Legislators will meet with residents on Feb. 21 to discuss forming mutual domestic water users association
- Lawmakers say forming a mutual domestic water users association is the best option for Harvest Gold.
- The subdivision east of Bloomfield has been without potable water since June.
- A mutual domestic is considered a public entity and can receive state funding.
- Legislators say Harvest Gold needs a mutual domestic or must merge with an existing public utility.
FARMINGTON — State legislators will meet with residents of the Harvest Gold subdivision next week to discuss forming a mutual domestic water users association.
Sens. William Sharer, R-Farmington, and Steven Neville, R-Farmington, and Reps. Paul Bandy, R-Aztec, and James Strickler, R-Farmington, sent a letter to residents in the subdivision inviting them to attend the Feb. 21 meeting.
The letter, dated Friday, states the four legislators believe forming a mutual domestic water users association is the best option for the residents.

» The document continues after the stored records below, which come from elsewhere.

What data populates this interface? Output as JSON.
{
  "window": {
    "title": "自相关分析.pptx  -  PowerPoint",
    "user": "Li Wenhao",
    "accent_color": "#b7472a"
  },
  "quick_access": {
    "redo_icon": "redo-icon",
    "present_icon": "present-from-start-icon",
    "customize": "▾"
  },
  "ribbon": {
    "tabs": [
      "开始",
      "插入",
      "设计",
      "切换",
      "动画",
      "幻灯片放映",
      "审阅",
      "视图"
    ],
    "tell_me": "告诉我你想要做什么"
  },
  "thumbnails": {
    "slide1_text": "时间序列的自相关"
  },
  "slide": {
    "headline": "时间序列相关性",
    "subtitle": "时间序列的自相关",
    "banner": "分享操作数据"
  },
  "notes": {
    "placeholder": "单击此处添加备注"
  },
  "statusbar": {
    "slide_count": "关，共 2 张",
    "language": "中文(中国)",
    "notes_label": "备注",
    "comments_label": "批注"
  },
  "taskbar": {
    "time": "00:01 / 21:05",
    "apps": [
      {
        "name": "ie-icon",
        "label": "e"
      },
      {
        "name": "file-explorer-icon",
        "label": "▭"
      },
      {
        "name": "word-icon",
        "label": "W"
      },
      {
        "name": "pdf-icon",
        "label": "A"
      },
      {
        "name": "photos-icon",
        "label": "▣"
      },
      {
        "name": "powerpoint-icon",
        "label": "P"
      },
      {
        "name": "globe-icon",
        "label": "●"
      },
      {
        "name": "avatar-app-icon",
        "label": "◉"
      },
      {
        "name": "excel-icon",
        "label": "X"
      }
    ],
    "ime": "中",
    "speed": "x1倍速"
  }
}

The subdivision, which is located east of Bloomfield, has been without potable water since June. Major infrastructure projects, such as an interconnection to the city of Bloomfield, have been identified as possible solutions. However, the water system that serves Harvest Gold is privately owned by AV Water Co., which has struggled to pay its bills.
"After exhausting other potential solutions of having either Blanco Mutual Domestic Water Users Association or the city of Bloomfield take over your water system, it has become clear that the quickest solution to obtaining clean treated water from the city of Bloomfield is to form a mutual domestic water users association," the letter states.
When reached by phone today, Bandy said a mutual domestic water users association would help residents secure funding for infrastructure. He said funding options are currently limited because the water system is owned by AV Water Co., a private entity.
"Because of the state constitution, we can't give money to a private company," he said. "But we can to a mutual domestic."
A mutual domestic is considered a public entity and is governed by a board.
Bandy said Harvest Gold either needs its own mutual domestic or it needs to merge with an existing public utility, such as the city of Bloomfield or Blanco Mutual Domestic Water Users Association. Bloomfield officials have said they are not interested in taking over Harvest Gold, and, after months of negotiations, Blanco decided not to pursue acquiring the water system.
Local lawmakers have requested reauthorizing $3 million of capital outlay money the county received last year for water-related projects, such as connecting Harvest Gold to Bloomfield infrastructure.
"That's on the top of the list," Bandy said.
MORE ON AV WATER
AV Water attorney Germaine Chappelle has offered to provide free legal services for the mutual domestic water users association.
"I refuse to give up until we get a solution for them," she said.
The meeting is scheduled for 6:30 p.m. Feb. 21 in the multi-purpose room at McGee Park, 41 Road 5568, Farmington.
Hannah Grover covers government for The Daily Times. She can be reached at 505-564-4652.